Wednesday, February 17, 2010

"I'm ready for the question, Noel..."

Cheap food: it’s a relative concept, isn’t it? One man’s bargain meal deal is another’s disaster, according to whether you live like a lottery winner or exist on extremely meagre subsistence rates. Most of us, however, are fortunate enough to be able to munch on a happy balance: we can splurge on fabulous food - usually cooked by someone else - when the occasion is upon us, but spend most of our day-to-day life keeping a close eye on the cashflow. And, despite the doom-laden headlines (largely revolving around the “we’ve never had it so bad” theme) that the recession has thrust upon us, ‘twas ever the case. What has changed, however, is the contemporary concept of ‘value for money’, particularly in relation to the food that we eat.

The fact that we live in an age where spending money on ever-evolving gadgets (translation: toys for grownups), clothes that are never given the opportunity to become worn out and endless, mindless, thoroughly exploitative ‘pampering’/holiday/leisure activities is prioritised way above spending money (or time) on decent food is not the result of the natural evolutionary process. Supermarket price comparisons, loyalty card ‘events’ and supposedly wallet- and family-friendly offers from the high street fast food snake oil merchants dominate advertising campaigns across the media, but if you read, watch and listen between the lines, the overall message is this: spend less on food with us, and you can spend more (preferably still with us, or at least with one of our multinational conglomerate franchise partners) on a whole host of other shite that will feed neither body, mind nor soul.

Such insidious propaganda starts very early. The results of a recent survey of more than 1000 West Country school children between the ages of 6 and 8 may have thrown up some ‘cute’ responses to questions regarding the origins of the food we eat (sheep lay eggs, butterflies produce cheese, burgers come from McDonalds, etc), but the temporary ‘awww’ factor can’t erase the stomach-churning reality behind the results. But who can blame the survey respondents for their lack of knowledge when they’re being taught about food production by TV adverts that feature dancing strings of processed cheese, breakfast cereal ‘knitted by nanas’ and a fast food ‘chef’ talking passionately about his ‘career’ in the kitchen?

When did you last see a TV advert that genuinely promoted really decent food at really decent prices? You may have seen several that featured a woman (it’s still always a woman) pushing a trolley around a supermarket, piling it high with all kinds of BOGOF deals (usually frozen, jarred or vacuum packed) and then loading it into the boot of her car with a smug look on her face. And what do the family get for dinner? Frozen pizza. ‘Curry’ made with a jar of orange gloop. Buckets of factory-farmed chicken. Chocolate spread on toast, posing as a ‘nutritious breakfast’ (okay, I’m mixing my advertorial metaphors here, but you get the idea). But despite what the ad moguls would have you believe, ‘convenience’ food will never, ever be a bargain compared to shopping for, cooking and eating the real thing; the only beneficiaries of such modern day habits are the fat cats.

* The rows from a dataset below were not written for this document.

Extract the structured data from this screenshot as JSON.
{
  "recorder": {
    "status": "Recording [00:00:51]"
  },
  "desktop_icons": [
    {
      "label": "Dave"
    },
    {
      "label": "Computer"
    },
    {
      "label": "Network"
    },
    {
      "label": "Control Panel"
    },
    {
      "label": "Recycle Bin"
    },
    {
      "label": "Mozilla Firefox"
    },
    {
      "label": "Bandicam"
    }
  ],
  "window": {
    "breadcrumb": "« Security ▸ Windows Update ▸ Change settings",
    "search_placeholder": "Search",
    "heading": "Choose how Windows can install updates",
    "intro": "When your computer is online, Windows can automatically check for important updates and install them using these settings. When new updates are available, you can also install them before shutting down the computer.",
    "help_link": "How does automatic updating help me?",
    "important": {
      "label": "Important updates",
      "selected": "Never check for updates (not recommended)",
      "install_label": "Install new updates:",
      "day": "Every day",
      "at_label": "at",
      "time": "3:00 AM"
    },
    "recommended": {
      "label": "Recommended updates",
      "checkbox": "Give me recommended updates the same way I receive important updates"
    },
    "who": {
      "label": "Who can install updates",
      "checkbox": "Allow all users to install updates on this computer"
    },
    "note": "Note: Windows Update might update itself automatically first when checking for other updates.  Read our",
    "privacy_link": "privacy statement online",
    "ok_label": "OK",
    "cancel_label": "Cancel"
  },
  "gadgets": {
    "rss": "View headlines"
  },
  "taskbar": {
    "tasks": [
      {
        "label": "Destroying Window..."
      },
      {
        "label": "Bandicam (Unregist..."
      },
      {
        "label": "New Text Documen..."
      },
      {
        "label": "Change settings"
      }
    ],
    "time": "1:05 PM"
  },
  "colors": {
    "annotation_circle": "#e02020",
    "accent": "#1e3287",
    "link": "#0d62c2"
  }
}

But please don’t tell me that most modern families can’t afford either the money or the time to live the good life. A budget that can adapt to keeping a small battalion of mobile phones, laptops and computer games topped up, charged and upgraded is ripe for a bit of book-cooking, while sacrificing just one hour of the 28 the average family spends in front of a screen every week and using it to do a proper weekly shop instead (online will do!) is all it takes to herald a domestic revolution. Allow 20 minutes a day for cooking the ingredients you’ve brought and you’ve got yourself a real meal deal.

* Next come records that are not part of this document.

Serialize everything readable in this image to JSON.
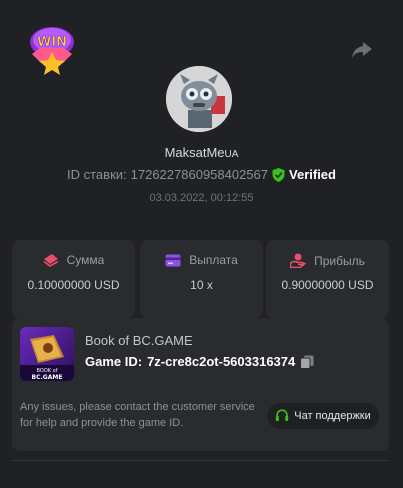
{
  "header": {
    "win_badge_text": "WIN",
    "share_icon": "share-icon"
  },
  "profile": {
    "username": "MaksatMe",
    "username_suffix": "UA",
    "bet_id_label": "ID ставки:",
    "bet_id_value": "1726227860958402567",
    "verified_label": "Verified",
    "datetime": "03.03.2022, 00:12:55"
  },
  "stats": [
    {
      "icon": "money-stack-icon",
      "label": "Сумма",
      "value": "0.10000000 USD",
      "icon_color": "#e84f6a"
    },
    {
      "icon": "wallet-card-icon",
      "label": "Выплата",
      "value": "10 x",
      "icon_color": "#8a52e6"
    },
    {
      "icon": "hand-coin-icon",
      "label": "Прибыль",
      "value": "0.90000000 USD",
      "icon_color": "#e84f6a"
    }
  ],
  "game": {
    "name": "Book of BC.GAME",
    "id_label": "Game ID:",
    "id_value": "7z-cre8c2ot-5603316374",
    "thumb_text_top": "BOOK of",
    "thumb_text_bottom": "BC.GAME",
    "help_text": "Any issues, please contact the customer service for help and provide the game ID.",
    "support_label": "Чат поддержки"
  },
  "colors": {
    "verified": "#3bc117",
    "accent_red": "#e84f6a",
    "accent_purple": "#8a52e6",
    "support_icon": "#3bc117"
  }
}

1 comment:

Anonymous said...

With you all the way!

I regularly chide my housemates, I know they can cook, I've seen them do it, but they insist on munching on soup from cartons and little plastic pots.